"I'm for saving the Welsh language as long as it doesn't get in the way," said Rich, whose newspaper is campaigning strongly for a "no" vote. "I don't want my kids to have to learn Welsh in school, and I don't want people to have to learn it to get a job."
Plaid Cymru and the activist Welsh Language Society are quite open about their determination to achieve independence from Britain for a fully bilingual Wales. Their leaders have said they are supporting the assembly proposal, which they found very disappointing in its limitations, only as an interim step.
Plaid Cymru was founded in 1925 by a few writers and teachers in Wales to preserve the dying Welsh language. After one of the founders, Saunders Lewis, made an emotional speech in 1962 calling for action to save the language, the Welsh Language Society was formed by university students in the 1960s.
Their civil disobedience and Plaid Cymru's parliamentary election victories applied the pressure that resulted in official protection for the Welsh language by act of Parliament in 1967 and the subsequent spread of bilingu-alism in Wales by British government decrees.
Editor Rich argues that the millions of dollars spent on bilingual road signs, government forms and Welsh instruction in the schools could better be spent trying to solve the acute unemployment problem in southern Wales.
Like many people here, Rich talks of "South Wales" and "Welsh Wales" as though they were separate countries. Many residents of southern Wales are descended from coal miners and iron workers who immigrated from England and still have ties with nearby English cities. They see the Welsh speakers as a different people with a foreign language and customs.

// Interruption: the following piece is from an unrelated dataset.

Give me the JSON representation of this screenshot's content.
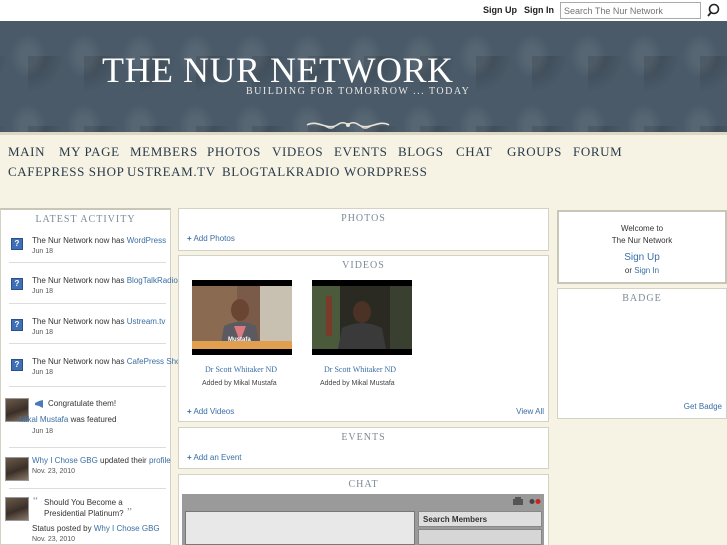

Prime Minister James Callaghan, who represents a southern Wales constituency in Parliament, tried to quell their fears in a major "yes" campaign speech at a Labor Party rally in the nearby southern Wales city of Swansea. Loyal Labor voters in the mining and steel towns in the valleys of southern Wales hold the swing vote in the referendum.
"Those who peddle the nightmare of separatism show little faith in the Welsh people," Callaghan said, arguing that creation of the assembly would give Wales enough home rule to reduce the appeal of separatists.
"An assembly for Wales would strengthen the sense of Welsh nationhood," he said. "But by removing what has become, for a lot of people, a source of grievance, it will pull the rug out from under those who really do want to break our united island into separate pieces."
Callaghan's Labor government pushed the home rule proposal through Parliament, along with a companion measure that offers an assembly with more powers to voters in Scotland in a referendum on Thursday there. Both proposals were designed to prevent further nationalist inroads into traditional Labor strongholds in working class Wales and Scotland.
In the short run, Labor also is working hard for approval of the home rule plans to keep the support of the three Welsh nationalists and eleven Scottish nationalists in Parliament. Without them, Callaghan's government would not survive a vote of confidence and would have to call an immediate national election. He would like to avoid a national election until summer or fall, when he hopes Labor will be doing better in public opinion polls.